What is required
How many lines in the records below contain the word "icon"? Reply with the number alone.

# # # # #

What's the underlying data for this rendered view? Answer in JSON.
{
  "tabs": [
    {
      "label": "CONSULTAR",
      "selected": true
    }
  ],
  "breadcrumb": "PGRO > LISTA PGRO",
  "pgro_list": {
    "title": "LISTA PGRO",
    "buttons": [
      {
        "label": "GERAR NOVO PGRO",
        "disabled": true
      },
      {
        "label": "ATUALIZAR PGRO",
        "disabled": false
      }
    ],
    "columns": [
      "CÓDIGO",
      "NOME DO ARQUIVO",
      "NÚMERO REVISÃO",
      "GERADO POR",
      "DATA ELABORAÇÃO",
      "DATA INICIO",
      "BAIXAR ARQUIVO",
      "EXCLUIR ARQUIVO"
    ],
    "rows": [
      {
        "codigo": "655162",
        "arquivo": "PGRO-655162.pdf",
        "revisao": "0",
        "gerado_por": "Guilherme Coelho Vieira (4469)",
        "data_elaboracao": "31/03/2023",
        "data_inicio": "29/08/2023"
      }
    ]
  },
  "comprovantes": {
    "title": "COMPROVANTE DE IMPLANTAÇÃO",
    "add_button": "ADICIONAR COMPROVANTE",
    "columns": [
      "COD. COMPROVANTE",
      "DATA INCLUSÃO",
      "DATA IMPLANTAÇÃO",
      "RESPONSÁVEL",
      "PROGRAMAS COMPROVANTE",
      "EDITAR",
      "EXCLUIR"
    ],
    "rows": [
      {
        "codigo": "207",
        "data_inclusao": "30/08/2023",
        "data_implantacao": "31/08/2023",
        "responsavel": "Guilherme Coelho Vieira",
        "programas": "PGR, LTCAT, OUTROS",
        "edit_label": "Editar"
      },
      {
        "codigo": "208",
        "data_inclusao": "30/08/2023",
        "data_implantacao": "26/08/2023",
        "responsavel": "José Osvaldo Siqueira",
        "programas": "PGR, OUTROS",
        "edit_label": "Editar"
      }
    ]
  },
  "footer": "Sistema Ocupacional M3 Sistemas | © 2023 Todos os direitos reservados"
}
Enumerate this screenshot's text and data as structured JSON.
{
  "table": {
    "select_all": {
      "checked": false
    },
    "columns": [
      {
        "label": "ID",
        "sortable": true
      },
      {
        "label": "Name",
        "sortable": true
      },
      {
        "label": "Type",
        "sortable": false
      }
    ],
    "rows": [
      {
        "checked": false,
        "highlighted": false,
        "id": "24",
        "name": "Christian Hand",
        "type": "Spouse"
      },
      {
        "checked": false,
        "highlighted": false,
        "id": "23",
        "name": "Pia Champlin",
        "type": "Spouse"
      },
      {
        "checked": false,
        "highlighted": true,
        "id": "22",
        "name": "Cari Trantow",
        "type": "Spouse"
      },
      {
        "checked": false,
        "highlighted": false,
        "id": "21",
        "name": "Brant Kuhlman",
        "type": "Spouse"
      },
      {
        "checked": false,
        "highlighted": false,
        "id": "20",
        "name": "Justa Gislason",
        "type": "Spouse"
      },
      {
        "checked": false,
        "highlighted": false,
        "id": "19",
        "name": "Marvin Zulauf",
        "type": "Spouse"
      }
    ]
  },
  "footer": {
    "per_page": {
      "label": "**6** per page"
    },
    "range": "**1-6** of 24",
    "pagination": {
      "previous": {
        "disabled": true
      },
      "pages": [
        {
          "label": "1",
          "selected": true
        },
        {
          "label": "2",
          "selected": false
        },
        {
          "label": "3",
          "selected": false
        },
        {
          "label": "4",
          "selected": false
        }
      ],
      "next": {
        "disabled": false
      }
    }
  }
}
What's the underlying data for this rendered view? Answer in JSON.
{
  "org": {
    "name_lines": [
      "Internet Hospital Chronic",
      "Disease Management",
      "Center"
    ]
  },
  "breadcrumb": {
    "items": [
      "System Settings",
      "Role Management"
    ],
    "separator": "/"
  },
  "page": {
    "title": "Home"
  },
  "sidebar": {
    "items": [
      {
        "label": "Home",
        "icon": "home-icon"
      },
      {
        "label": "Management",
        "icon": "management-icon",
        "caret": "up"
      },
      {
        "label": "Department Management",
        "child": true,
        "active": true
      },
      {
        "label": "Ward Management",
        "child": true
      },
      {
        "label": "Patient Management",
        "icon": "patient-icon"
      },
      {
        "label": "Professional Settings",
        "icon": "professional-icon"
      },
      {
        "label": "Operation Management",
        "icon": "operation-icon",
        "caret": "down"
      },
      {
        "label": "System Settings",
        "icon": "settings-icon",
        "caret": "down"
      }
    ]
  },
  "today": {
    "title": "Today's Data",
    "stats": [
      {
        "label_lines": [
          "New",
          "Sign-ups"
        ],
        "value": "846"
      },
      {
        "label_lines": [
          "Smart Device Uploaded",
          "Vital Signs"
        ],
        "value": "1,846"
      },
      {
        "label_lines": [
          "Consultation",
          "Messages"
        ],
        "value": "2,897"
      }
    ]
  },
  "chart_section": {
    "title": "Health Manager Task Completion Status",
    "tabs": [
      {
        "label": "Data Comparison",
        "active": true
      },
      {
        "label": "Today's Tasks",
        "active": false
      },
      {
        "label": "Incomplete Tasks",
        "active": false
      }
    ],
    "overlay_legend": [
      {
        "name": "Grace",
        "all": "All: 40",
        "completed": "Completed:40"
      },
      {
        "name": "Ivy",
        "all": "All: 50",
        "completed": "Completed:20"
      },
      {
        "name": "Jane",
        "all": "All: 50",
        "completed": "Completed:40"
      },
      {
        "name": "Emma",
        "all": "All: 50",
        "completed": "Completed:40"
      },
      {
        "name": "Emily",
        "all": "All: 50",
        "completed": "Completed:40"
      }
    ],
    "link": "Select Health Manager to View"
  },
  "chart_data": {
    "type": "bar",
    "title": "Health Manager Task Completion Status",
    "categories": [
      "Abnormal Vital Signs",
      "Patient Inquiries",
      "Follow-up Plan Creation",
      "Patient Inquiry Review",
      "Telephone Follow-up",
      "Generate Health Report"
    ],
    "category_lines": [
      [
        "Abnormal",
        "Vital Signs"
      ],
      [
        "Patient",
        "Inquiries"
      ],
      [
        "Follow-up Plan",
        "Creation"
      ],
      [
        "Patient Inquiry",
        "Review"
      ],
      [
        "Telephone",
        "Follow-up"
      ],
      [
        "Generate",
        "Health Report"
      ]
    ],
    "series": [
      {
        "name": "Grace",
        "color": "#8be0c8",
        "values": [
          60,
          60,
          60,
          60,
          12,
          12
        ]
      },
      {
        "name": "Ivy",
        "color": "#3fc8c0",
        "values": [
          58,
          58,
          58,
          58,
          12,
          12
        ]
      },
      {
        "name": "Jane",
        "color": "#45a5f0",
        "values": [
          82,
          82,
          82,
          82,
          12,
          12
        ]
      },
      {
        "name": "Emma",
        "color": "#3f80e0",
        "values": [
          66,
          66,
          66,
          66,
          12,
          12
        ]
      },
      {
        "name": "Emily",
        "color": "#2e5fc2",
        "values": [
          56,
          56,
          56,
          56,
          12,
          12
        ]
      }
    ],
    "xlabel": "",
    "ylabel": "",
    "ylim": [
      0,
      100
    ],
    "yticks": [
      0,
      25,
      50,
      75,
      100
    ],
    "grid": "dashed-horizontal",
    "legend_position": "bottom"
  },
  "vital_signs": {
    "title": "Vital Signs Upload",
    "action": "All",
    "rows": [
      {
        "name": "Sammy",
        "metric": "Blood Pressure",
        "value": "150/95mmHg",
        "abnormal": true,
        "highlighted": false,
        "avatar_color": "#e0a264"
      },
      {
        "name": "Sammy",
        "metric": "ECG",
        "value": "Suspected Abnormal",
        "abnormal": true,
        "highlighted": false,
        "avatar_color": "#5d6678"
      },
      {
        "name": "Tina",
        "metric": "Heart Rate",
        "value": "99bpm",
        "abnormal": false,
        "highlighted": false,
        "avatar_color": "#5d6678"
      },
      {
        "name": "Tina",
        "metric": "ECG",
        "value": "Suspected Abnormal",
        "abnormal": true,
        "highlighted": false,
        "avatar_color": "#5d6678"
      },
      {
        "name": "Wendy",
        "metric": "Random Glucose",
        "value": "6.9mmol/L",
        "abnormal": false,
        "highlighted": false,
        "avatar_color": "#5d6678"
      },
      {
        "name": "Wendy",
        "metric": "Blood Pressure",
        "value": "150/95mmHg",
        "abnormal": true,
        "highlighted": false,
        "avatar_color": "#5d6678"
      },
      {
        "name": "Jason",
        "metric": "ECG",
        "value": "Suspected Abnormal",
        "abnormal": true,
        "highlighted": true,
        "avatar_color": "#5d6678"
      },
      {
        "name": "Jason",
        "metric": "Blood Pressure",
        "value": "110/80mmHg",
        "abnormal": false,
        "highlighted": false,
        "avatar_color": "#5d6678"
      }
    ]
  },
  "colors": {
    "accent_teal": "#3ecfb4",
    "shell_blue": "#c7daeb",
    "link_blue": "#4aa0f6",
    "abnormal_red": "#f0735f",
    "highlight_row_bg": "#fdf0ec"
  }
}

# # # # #

Task response
6